Information shown: Begin

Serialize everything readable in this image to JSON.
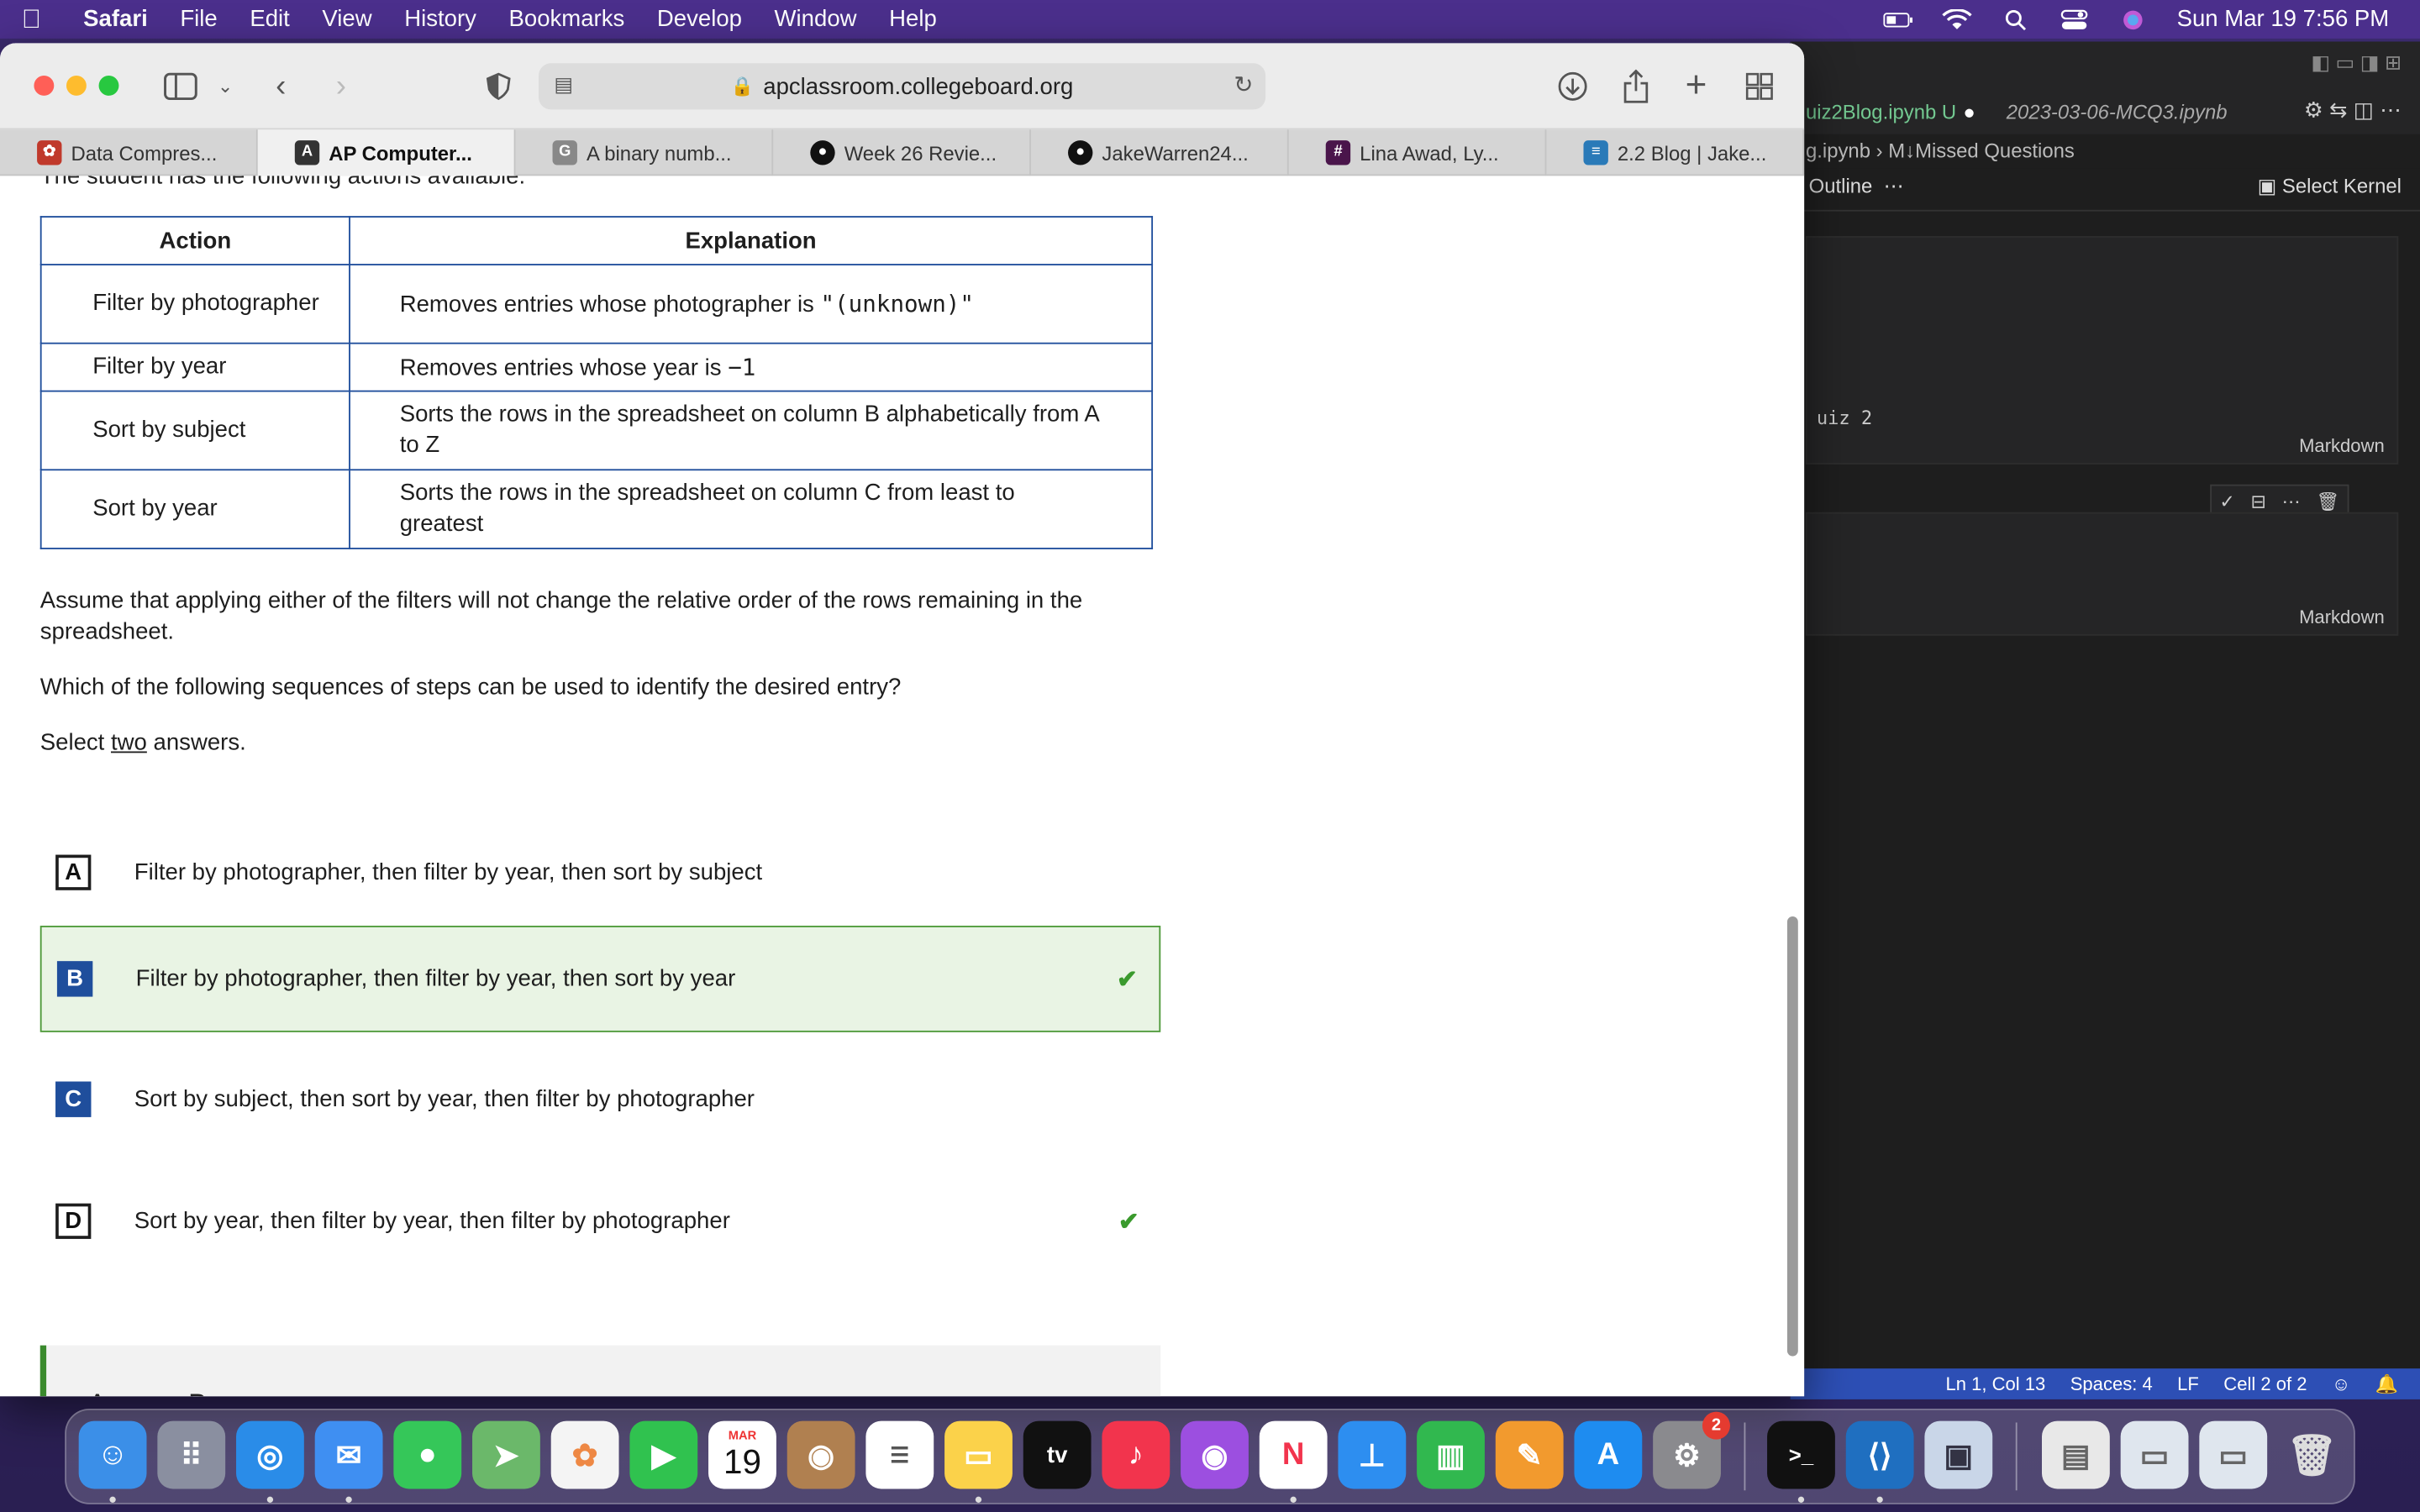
{
  "menubar": {
    "items": [
      "Safari",
      "File",
      "Edit",
      "View",
      "History",
      "Bookmarks",
      "Develop",
      "Window",
      "Help"
    ],
    "clock": "Sun Mar 19  7:56 PM"
  },
  "safari": {
    "url": "apclassroom.collegeboard.org",
    "tabs": [
      {
        "label": "Data Compres...",
        "icon": "app-icon",
        "color": "#c0392b"
      },
      {
        "label": "AP Computer...",
        "icon": "ap-icon",
        "color": "#333333"
      },
      {
        "label": "A binary numb...",
        "icon": "g-icon",
        "color": "#888888"
      },
      {
        "label": "Week 26 Revie...",
        "icon": "github-icon",
        "color": "#111111"
      },
      {
        "label": "JakeWarren24...",
        "icon": "github-icon",
        "color": "#111111"
      },
      {
        "label": "Lina Awad, Ly...",
        "icon": "slack-icon",
        "color": "#4a154b"
      },
      {
        "label": "2.2 Blog | Jake...",
        "icon": "blog-icon",
        "color": "#2a7ab8"
      }
    ]
  },
  "question": {
    "cut_text": "The student has the following actions available:",
    "table_headers": [
      "Action",
      "Explanation"
    ],
    "rows": [
      {
        "action": "Filter by photographer",
        "explanation_pre": "Removes entries whose photographer is ",
        "explanation_code": "\"(unknown)\"",
        "explanation_post": ""
      },
      {
        "action": "Filter by year",
        "explanation_pre": "Removes entries whose year is ",
        "explanation_code": "−1",
        "explanation_post": ""
      },
      {
        "action": "Sort by subject",
        "explanation_pre": "Sorts the rows in the spreadsheet on column B alphabetically from A to Z",
        "explanation_code": "",
        "explanation_post": ""
      },
      {
        "action": "Sort by year",
        "explanation_pre": "Sorts the rows in the spreadsheet on column C from least to greatest",
        "explanation_code": "",
        "explanation_post": ""
      }
    ],
    "para1": "Assume that applying either of the filters will not change the relative order of the rows remaining in the spreadsheet.",
    "para2": "Which of the following sequences of steps can be used to identify the desired entry?",
    "select_pre": "Select ",
    "select_u": "two",
    "select_post": " answers.",
    "options": [
      {
        "letter": "A",
        "text": "Filter by photographer, then filter by year, then sort by subject",
        "selected": false,
        "correct": false
      },
      {
        "letter": "B",
        "text": "Filter by photographer, then filter by year, then sort by year",
        "selected": true,
        "correct": true
      },
      {
        "letter": "C",
        "text": "Sort by subject, then sort by year, then filter by photographer",
        "selected": true,
        "correct": false
      },
      {
        "letter": "D",
        "text": "Sort by year, then filter by year, then filter by photographer",
        "selected": false,
        "correct": true
      }
    ],
    "answer_label": "Answer B"
  },
  "vscode": {
    "tab1": "uiz2Blog.ipynb  U",
    "tab2": "2023-03-06-MCQ3.ipynb",
    "breadcrumb_file": "g.ipynb",
    "breadcrumb_section": "M↓Missed Questions",
    "outline": "Outline",
    "select_kernel": "Select Kernel",
    "cell1_text": "uiz 2",
    "cell_type": "Markdown",
    "status": [
      "Ln 1, Col 13",
      "Spaces: 4",
      "LF",
      "Cell 2 of 2"
    ]
  },
  "dock": {
    "calendar_month": "MAR",
    "calendar_day": "19",
    "settings_badge": "2"
  }
}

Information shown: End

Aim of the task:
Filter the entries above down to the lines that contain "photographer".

Task output:
        "action": "Filter by photographer",
        "explanation_pre": "Removes entries whose photographer is ",
        "text": "Filter by photographer, then filter by year, then sort by subject",
        "text": "Filter by photographer, then filter by year, then sort by year",
        "text": "Sort by subject, then sort by year, then filter by photographer",
        "text": "Sort by year, then filter by year, then filter by photographer",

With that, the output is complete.